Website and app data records

◇ ◇ ◇ ◇ ◇ ◇ ◇

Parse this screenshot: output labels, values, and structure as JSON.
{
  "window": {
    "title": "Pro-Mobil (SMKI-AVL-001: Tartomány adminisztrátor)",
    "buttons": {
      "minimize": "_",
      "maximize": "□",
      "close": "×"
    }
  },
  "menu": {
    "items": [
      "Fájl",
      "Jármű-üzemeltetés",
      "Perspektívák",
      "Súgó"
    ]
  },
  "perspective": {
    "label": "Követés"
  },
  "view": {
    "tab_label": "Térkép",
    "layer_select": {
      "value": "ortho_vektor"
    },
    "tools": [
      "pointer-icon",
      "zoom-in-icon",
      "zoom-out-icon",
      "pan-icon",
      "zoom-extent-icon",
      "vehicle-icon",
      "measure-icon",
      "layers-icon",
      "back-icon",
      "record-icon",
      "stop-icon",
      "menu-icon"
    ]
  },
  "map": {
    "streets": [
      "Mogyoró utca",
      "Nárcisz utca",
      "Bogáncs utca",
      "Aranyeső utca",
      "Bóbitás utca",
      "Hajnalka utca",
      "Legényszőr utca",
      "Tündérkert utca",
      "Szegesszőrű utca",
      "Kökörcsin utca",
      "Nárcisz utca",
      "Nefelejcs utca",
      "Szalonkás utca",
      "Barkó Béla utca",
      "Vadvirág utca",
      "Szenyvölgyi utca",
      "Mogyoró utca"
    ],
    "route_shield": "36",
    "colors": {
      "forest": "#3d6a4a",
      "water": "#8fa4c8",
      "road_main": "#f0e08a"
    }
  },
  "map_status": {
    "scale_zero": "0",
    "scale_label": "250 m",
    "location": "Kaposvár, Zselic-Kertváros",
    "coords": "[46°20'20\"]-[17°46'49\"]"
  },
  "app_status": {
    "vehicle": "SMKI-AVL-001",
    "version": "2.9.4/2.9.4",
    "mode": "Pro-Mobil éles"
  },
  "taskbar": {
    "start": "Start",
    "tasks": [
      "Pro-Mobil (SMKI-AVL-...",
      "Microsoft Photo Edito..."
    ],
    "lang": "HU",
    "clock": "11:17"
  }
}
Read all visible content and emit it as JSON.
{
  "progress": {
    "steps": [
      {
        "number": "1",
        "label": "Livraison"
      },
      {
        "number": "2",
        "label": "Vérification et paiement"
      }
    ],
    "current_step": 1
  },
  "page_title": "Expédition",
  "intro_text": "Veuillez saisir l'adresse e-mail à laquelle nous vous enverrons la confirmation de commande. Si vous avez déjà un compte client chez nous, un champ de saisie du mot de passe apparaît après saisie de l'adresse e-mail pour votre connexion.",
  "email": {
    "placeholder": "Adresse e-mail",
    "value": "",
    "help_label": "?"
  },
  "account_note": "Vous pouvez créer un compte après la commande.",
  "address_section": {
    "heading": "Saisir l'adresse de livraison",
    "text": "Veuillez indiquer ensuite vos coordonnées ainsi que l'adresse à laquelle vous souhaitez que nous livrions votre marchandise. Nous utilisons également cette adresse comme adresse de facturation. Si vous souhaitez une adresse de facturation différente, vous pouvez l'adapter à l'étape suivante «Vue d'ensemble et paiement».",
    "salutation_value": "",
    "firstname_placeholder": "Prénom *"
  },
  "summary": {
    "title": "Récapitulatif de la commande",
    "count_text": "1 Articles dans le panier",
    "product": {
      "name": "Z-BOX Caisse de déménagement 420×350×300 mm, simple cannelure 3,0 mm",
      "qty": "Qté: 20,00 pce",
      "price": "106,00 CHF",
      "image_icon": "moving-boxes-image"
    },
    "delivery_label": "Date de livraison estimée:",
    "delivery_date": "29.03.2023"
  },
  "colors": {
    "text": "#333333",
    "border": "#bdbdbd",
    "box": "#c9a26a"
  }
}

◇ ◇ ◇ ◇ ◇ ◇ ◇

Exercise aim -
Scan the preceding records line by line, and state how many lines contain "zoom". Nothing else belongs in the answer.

Response to this exercise -
3